__What to produce__:
Line by line, reproduce the material below exactly.
[Start of section]
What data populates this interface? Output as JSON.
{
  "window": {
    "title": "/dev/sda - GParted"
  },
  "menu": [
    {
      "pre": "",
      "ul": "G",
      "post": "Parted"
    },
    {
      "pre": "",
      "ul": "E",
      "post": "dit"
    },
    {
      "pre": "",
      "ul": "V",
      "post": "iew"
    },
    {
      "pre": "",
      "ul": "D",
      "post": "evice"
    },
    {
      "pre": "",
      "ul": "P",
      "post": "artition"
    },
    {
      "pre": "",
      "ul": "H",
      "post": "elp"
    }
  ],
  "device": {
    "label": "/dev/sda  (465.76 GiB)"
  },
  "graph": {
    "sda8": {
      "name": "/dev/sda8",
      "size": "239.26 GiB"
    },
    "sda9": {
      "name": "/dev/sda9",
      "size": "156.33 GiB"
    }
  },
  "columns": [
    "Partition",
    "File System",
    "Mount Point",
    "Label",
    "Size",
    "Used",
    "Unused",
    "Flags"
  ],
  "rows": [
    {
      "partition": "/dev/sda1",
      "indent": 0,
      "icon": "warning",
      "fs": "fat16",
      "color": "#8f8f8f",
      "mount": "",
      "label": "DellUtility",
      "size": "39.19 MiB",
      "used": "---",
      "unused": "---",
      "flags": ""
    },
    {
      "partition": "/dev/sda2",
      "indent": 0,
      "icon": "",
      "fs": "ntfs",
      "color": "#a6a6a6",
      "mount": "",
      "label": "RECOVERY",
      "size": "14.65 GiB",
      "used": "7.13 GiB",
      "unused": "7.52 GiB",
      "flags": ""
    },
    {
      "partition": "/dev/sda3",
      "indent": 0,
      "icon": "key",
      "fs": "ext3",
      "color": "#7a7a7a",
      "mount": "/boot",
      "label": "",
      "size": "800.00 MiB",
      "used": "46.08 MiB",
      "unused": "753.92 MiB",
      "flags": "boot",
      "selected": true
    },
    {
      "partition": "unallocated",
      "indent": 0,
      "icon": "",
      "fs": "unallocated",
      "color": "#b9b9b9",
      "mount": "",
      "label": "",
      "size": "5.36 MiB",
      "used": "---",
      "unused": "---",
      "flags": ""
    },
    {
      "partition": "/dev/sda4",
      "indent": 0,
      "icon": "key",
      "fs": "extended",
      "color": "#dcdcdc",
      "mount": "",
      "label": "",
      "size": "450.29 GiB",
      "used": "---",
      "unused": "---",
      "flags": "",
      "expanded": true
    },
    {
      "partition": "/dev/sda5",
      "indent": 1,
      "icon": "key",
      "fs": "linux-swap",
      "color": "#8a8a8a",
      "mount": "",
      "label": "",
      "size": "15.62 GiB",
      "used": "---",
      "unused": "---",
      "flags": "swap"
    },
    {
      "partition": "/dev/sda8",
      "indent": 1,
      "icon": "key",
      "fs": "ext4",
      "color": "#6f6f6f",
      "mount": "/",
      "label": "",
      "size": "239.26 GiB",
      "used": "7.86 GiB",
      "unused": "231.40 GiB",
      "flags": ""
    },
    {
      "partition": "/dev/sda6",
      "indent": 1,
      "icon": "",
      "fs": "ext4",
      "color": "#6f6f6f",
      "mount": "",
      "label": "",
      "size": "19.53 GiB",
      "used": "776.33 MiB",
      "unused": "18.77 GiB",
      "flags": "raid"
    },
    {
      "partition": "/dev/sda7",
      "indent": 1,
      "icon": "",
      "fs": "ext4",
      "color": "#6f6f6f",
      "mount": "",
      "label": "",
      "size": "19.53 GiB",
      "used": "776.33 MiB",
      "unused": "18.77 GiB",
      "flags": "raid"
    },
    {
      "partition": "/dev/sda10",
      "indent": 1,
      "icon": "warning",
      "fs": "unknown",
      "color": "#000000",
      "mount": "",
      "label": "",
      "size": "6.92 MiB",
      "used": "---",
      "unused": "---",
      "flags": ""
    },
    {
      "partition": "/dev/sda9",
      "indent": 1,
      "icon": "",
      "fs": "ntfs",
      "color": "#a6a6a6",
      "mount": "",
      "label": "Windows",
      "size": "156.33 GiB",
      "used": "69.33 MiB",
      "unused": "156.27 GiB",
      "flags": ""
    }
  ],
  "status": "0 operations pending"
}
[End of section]
__Solved problem__:
What data populates this interface? Output as JSON.
{
  "window": {
    "title": "/dev/sda - GParted"
  },
  "menu": [
    {
      "pre": "",
      "ul": "G",
      "post": "Parted"
    },
    {
      "pre": "",
      "ul": "E",
      "post": "dit"
    },
    {
      "pre": "",
      "ul": "V",
      "post": "iew"
    },
    {
      "pre": "",
      "ul": "D",
      "post": "evice"
    },
    {
      "pre": "",
      "ul": "P",
      "post": "artition"
    },
    {
      "pre": "",
      "ul": "H",
      "post": "elp"
    }
  ],
  "device": {
    "label": "/dev/sda  (465.76 GiB)"
  },
  "graph": {
    "sda8": {
      "name": "/dev/sda8",
      "size": "239.26 GiB"
    },
    "sda9": {
      "name": "/dev/sda9",
      "size": "156.33 GiB"
    }
  },
  "columns": [
    "Partition",
    "File System",
    "Mount Point",
    "Label",
    "Size",
    "Used",
    "Unused",
    "Flags"
  ],
  "rows": [
    {
      "partition": "/dev/sda1",
      "indent": 0,
      "icon": "warning",
      "fs": "fat16",
      "color": "#8f8f8f",
      "mount": "",
      "label": "DellUtility",
      "size": "39.19 MiB",
      "used": "---",
      "unused": "---",
      "flags": ""
    },
    {
      "partition": "/dev/sda2",
      "indent": 0,
      "icon": "",
      "fs": "ntfs",
      "color": "#a6a6a6",
      "mount": "",
      "label": "RECOVERY",
      "size": "14.65 GiB",
      "used": "7.13 GiB",
      "unused": "7.52 GiB",
      "flags": ""
    },
    {
      "partition": "/dev/sda3",
      "indent": 0,
      "icon": "key",
      "fs": "ext3",
      "color": "#7a7a7a",
      "mount": "/boot",
      "label": "",
      "size": "800.00 MiB",
      "used": "46.08 MiB",
      "unused": "753.92 MiB",
      "flags": "boot",
      "selected": true
    },
    {
      "partition": "unallocated",
      "indent": 0,
      "icon": "",
      "fs": "unallocated",
      "color": "#b9b9b9",
      "mount": "",
      "label": "",
      "size": "5.36 MiB",
      "used": "---",
      "unused": "---",
      "flags": ""
    },
    {
      "partition": "/dev/sda4",
      "indent": 0,
      "icon": "key",
      "fs": "extended",
      "color": "#dcdcdc",
      "mount": "",
      "label": "",
      "size": "450.29 GiB",
      "used": "---",
      "unused": "---",
      "flags": "",
      "expanded": true
    },
    {
      "partition": "/dev/sda5",
      "indent": 1,
      "icon": "key",
      "fs": "linux-swap",
      "color": "#8a8a8a",
      "mount": "",
      "label": "",
      "size": "15.62 GiB",
      "used": "---",
      "unused": "---",
      "flags": "swap"
    },
    {
      "partition": "/dev/sda8",
      "indent": 1,
      "icon": "key",
      "fs": "ext4",
      "color": "#6f6f6f",
      "mount": "/",
      "label": "",
      "size": "239.26 GiB",
      "used": "7.86 GiB",
      "unused": "231.40 GiB",
      "flags": ""
    },
    {
      "partition": "/dev/sda6",
      "indent": 1,
      "icon": "",
      "fs": "ext4",
      "color": "#6f6f6f",
      "mount": "",
      "label": "",
      "size": "19.53 GiB",
      "used": "776.33 MiB",
      "unused": "18.77 GiB",
      "flags": "raid"
    },
    {
      "partition": "/dev/sda7",
      "indent": 1,
      "icon": "",
      "fs": "ext4",
      "color": "#6f6f6f",
      "mount": "",
      "label": "",
      "size": "19.53 GiB",
      "used": "776.33 MiB",
      "unused": "18.77 GiB",
      "flags": "raid"
    },
    {
      "partition": "/dev/sda10",
      "indent": 1,
      "icon": "warning",
      "fs": "unknown",
      "color": "#000000",
      "mount": "",
      "label": "",
      "size": "6.92 MiB",
      "used": "---",
      "unused": "---",
      "flags": ""
    },
    {
      "partition": "/dev/sda9",
      "indent": 1,
      "icon": "",
      "fs": "ntfs",
      "color": "#a6a6a6",
      "mount": "",
      "label": "Windows",
      "size": "156.33 GiB",
      "used": "69.33 MiB",
      "unused": "156.27 GiB",
      "flags": ""
    }
  ],
  "status": "0 operations pending"
}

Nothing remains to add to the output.